» EXERCISE
Which of the lines below contain the string "kind"? Pull each one out of the data.

» DATA SECTION
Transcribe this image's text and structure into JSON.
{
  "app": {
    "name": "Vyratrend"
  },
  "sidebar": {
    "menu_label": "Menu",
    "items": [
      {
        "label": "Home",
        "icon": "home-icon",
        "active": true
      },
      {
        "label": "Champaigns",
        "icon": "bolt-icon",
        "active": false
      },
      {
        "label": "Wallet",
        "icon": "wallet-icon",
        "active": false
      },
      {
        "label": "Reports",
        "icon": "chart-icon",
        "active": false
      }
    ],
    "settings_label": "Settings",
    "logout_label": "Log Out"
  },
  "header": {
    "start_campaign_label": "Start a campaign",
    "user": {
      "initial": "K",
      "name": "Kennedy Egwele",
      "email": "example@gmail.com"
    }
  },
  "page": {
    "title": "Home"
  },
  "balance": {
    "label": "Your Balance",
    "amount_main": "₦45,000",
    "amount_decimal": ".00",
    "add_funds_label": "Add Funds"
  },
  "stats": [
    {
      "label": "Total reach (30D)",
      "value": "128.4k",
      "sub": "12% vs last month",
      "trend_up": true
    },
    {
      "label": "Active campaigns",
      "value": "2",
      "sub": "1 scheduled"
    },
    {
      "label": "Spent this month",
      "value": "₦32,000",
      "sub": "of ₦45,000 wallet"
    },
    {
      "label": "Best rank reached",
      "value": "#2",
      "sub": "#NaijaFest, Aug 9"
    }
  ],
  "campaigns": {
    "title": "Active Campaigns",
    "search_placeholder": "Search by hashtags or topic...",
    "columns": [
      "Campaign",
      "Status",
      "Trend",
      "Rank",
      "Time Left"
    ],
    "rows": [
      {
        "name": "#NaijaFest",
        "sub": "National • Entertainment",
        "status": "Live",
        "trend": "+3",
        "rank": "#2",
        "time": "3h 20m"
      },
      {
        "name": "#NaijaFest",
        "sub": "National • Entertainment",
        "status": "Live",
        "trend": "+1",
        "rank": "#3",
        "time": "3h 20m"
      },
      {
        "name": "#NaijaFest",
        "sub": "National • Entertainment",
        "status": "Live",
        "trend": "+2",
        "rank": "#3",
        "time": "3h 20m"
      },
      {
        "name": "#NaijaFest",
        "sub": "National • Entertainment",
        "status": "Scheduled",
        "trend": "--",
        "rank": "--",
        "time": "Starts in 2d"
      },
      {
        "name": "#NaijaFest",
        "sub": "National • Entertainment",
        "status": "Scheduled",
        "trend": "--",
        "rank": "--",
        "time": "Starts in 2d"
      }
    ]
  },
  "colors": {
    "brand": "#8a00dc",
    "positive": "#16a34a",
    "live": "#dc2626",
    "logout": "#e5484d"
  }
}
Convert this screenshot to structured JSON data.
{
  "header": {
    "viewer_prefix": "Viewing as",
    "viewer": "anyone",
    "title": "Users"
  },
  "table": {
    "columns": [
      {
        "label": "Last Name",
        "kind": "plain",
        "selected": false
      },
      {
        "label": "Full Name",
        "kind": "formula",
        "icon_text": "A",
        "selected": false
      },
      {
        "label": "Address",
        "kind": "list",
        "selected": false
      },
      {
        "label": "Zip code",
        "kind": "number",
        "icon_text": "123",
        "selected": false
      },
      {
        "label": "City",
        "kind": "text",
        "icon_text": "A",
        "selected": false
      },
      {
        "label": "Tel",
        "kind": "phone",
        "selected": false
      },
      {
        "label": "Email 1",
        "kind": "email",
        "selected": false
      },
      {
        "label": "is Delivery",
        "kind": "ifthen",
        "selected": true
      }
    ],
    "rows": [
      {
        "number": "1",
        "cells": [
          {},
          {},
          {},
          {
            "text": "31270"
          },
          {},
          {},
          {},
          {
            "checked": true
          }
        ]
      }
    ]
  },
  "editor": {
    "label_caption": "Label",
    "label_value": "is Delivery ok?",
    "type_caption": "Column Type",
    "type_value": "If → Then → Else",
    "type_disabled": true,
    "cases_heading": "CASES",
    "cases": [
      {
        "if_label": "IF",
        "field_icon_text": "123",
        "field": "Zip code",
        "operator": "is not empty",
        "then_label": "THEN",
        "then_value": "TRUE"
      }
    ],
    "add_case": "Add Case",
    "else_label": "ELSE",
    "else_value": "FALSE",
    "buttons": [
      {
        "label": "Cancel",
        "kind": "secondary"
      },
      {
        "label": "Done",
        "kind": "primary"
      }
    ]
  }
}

» RESPONSE
        "kind": "plain",
        "kind": "formula",
        "kind": "list",
        "kind": "number",
        "kind": "text",
        "kind": "phone",
        "kind": "email",
        "kind": "ifthen",
        "kind": "secondary"
        "kind": "primary"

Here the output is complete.